WORK TO COMPLETE
Only lines holding the word "JSON" are needed; copy each of them from the material.

PROVIDED RECORDS
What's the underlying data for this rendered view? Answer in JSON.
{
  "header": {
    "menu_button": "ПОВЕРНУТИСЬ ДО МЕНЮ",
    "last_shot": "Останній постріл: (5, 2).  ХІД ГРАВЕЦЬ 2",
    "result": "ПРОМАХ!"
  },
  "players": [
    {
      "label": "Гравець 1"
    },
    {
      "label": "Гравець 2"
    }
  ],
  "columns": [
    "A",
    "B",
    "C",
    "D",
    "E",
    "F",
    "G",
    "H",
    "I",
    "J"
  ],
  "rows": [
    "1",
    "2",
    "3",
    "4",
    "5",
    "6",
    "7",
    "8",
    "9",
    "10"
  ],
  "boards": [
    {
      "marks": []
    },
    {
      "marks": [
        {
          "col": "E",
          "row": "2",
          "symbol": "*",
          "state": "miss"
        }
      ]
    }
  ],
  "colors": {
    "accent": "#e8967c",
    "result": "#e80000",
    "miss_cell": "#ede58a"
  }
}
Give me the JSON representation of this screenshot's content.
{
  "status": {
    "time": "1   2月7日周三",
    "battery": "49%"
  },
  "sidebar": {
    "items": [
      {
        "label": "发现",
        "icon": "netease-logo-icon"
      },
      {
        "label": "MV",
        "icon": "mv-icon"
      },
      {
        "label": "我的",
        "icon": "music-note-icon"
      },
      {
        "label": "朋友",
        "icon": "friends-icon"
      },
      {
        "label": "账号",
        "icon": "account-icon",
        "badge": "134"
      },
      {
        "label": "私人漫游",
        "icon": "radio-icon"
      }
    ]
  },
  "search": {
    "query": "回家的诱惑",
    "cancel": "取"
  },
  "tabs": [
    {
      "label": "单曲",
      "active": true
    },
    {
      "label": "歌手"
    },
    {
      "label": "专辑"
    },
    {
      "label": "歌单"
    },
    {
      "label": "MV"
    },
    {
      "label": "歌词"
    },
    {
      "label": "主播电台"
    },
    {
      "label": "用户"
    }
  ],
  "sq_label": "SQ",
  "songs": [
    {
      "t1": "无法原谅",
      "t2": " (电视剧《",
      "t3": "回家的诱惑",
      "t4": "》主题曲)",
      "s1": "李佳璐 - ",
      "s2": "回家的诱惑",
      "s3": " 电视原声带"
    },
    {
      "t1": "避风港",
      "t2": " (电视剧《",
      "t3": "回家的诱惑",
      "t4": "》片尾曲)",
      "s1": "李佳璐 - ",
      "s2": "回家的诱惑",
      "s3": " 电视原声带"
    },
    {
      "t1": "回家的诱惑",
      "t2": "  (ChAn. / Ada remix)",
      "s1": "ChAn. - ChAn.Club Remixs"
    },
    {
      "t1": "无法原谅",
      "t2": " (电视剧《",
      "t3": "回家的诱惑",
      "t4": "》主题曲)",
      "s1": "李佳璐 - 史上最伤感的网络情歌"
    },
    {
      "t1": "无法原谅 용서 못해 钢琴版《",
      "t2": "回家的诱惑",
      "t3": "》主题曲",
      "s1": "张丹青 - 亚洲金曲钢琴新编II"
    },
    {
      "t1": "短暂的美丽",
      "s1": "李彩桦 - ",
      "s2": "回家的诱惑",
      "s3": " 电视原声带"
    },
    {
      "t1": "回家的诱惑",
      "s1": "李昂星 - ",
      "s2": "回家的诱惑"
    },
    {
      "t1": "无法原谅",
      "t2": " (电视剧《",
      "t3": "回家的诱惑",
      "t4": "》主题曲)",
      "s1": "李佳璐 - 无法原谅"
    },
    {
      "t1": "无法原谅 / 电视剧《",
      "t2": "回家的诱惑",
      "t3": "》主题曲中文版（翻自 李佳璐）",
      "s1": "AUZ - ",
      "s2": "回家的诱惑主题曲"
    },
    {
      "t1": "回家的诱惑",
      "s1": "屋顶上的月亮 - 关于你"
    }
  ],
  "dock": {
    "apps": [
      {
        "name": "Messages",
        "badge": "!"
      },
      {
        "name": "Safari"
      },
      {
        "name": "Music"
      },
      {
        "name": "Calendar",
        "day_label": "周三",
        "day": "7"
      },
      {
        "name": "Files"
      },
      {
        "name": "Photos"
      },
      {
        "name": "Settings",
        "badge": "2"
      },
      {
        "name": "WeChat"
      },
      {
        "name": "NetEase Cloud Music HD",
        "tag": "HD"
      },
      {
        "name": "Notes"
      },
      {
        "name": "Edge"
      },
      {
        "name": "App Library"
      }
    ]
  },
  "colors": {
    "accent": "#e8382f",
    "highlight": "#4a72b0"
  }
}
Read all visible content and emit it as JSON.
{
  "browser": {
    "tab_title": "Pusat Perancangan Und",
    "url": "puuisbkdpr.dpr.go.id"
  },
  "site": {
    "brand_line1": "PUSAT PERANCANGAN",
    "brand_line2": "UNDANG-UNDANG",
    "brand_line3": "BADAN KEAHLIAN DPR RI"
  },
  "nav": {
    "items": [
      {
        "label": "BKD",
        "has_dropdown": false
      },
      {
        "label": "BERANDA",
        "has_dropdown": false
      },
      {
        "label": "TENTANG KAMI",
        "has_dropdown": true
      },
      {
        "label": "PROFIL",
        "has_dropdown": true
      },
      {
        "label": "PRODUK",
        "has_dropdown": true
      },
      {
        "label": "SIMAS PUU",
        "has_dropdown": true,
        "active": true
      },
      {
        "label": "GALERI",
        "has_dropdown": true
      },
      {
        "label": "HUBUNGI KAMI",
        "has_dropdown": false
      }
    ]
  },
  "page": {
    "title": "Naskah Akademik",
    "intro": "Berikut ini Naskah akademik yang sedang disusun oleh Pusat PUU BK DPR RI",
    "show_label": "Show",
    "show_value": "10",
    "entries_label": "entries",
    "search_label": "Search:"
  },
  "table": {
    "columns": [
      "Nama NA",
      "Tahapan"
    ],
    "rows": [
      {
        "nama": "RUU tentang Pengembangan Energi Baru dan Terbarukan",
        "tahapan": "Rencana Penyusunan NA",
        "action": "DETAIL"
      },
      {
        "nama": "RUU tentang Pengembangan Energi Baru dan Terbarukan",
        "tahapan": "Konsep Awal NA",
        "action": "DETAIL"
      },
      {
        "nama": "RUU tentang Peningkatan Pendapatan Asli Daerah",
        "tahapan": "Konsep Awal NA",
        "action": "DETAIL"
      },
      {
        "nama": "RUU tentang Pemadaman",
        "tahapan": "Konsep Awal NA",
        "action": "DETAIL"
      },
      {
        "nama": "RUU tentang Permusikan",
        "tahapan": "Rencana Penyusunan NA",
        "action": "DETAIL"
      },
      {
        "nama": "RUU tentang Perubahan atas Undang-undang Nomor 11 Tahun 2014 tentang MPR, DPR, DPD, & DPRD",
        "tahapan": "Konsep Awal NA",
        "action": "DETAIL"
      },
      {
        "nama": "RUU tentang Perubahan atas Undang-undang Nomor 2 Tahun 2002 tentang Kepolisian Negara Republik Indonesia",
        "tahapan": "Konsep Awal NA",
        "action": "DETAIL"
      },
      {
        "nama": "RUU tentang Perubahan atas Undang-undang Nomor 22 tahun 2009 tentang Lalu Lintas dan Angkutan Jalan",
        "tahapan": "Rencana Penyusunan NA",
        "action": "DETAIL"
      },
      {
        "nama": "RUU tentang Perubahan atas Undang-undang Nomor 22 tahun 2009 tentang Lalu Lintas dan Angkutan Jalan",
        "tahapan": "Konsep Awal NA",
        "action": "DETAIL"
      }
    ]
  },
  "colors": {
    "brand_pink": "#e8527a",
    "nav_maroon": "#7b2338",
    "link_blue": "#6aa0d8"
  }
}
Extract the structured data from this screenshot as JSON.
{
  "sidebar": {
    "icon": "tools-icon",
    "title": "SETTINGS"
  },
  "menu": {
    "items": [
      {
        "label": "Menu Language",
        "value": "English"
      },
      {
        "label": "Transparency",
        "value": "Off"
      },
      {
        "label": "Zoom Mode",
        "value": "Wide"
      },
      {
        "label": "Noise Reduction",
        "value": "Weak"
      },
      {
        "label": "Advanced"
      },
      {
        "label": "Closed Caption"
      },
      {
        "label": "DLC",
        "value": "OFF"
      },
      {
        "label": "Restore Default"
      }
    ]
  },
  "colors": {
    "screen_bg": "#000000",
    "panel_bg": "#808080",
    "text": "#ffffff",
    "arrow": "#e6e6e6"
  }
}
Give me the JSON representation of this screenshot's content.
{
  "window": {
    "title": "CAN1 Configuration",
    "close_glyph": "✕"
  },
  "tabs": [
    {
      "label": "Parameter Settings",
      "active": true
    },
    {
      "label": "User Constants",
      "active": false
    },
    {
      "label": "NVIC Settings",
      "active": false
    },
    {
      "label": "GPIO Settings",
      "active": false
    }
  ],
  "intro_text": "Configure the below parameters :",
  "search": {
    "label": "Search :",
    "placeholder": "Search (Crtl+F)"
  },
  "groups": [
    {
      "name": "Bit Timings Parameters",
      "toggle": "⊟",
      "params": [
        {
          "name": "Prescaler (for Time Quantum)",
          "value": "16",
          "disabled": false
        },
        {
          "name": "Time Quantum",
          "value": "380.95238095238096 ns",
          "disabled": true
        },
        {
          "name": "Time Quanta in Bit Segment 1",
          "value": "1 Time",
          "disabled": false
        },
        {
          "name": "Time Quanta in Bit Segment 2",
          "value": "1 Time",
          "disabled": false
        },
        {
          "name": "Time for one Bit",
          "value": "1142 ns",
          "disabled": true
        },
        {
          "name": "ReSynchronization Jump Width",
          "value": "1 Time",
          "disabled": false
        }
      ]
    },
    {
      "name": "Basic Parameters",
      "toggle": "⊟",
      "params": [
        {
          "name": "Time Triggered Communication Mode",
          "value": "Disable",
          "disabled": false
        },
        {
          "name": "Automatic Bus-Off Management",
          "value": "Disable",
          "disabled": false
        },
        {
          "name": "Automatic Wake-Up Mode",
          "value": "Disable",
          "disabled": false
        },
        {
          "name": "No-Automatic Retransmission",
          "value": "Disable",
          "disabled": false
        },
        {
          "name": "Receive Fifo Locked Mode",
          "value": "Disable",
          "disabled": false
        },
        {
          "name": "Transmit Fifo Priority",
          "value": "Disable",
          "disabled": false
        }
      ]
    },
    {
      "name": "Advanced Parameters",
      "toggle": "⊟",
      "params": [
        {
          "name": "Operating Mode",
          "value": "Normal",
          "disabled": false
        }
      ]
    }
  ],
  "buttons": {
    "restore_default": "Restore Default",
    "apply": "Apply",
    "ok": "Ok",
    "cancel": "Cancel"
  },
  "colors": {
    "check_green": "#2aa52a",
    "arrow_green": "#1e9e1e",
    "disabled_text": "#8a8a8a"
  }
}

WRITTEN ANSWER
What's the underlying data for this rendered view? Answer in JSON.
Give me the JSON representation of this screenshot's content.
Read all visible content and emit it as JSON.
Extract the structured data from this screenshot as JSON.
Give me the JSON representation of this screenshot's content.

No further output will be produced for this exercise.